BIDEN: Hoo boy. Wow. I…I have to apologize to the Governor. I just can’t keep up. Her explanation is way over my head–although what I think she said was, that the absence of regulation that John McCain has championed his entire political life has caused this crisis–which is true–but that the solution to it somehow is even less regulation. She couldn’t have said that, because that’s just silly and absurd. Or maybe she did say that and I’m just too dense to pick up on it. If she did say it, well, she’s entitled to her opinion–although it’s not an opinion any sensible person running for Vice President should have. In any case, here’s my opinion: Republicans come into power, they eliminate regulation in the financial industry, and we get a crisis. The savings and loan scandal. This current emergency. And every time, they turn to the taxpayer to bail them out. Is it hypocrisy? Of course it is. That’s the least of it. It’s also theft… (etc.)
Okay, I got carried away with Biden’s “answer” toward the end there. But you see the point: When your opponent talks in enigmas and nonsense, you can’t refute her, but you don’t have to. You use it as a setup to a) tell everyone what she “really” said, and b) why she’s just slightly off. You do this “respectfully,” the way arbiters and instructors of etiquette teach us to assert ourselves over people we dislike by cloaking it in a smile and in expressions of deference.

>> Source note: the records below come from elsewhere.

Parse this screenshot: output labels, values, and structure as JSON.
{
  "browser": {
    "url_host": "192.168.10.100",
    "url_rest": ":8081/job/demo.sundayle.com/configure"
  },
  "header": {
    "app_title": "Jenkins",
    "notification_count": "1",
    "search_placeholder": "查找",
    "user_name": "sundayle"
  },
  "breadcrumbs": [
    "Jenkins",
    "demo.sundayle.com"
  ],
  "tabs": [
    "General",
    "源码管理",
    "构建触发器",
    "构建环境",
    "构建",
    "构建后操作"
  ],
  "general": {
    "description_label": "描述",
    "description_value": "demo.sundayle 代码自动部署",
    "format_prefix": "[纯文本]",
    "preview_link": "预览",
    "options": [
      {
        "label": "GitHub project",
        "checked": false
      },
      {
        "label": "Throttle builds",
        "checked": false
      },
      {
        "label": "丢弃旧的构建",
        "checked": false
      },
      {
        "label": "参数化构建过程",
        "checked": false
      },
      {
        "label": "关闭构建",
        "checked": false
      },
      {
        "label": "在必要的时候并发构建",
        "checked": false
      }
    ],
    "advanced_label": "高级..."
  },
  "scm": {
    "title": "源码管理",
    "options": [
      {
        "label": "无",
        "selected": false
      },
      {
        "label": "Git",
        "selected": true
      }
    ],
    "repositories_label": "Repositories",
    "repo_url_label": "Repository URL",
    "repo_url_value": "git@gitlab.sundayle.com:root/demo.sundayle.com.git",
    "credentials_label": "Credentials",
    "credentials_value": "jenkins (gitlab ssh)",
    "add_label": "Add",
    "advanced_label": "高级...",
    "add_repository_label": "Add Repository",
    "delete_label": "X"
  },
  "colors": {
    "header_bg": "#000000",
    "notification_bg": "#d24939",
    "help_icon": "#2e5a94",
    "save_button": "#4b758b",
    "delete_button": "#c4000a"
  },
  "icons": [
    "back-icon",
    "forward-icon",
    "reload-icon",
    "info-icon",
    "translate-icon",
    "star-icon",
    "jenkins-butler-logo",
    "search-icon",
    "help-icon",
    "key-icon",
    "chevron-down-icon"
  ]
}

A couple won’t leave even after dessert has been served, coffee has been drunk, and everyone else has departed? You don’t say, “Hey. You two. Get the fuck out already.” Rather, as you herd them toward the front door, you murmur, “I’d love it if you two stayed all night, but I’m sure you’ve got a busy schedule tomorrow and I don’t want to keep you.”
So there ya go, Joe. Defer to the lady but hijack her answers. The very vacuity of her replies provides a blank canvas on which you may–and should–paint a portrait of her as you see fit. Her fans–the ones who aren’t really aware that her answers are nonsense–won’t know what you’re doing. If they don’t know what she did say, how can they know what she didn’t?
Bear in mind, too, that (unlike at a political rally or the RNC convention) she won’t have an adoring audience to pause for, to mug for, to draw energy from, to preen and dimple and snark at. So a lot of her rhetorical moves may, in and of themselves, arrive D.O.A.
When Palin was chosen, the immediate cliché in Democratic circles was, “Biden is going to eat her alive in the debate.” As he would–and bon appetit–if intelligence and facts mattered. But Palin’s popularity offers ample proof that–go be shocked–they don’t. People like her style. You can’t refute a style (that’s what “bullying” means), but you can acknowledge it as a pretext for controlling all the substance.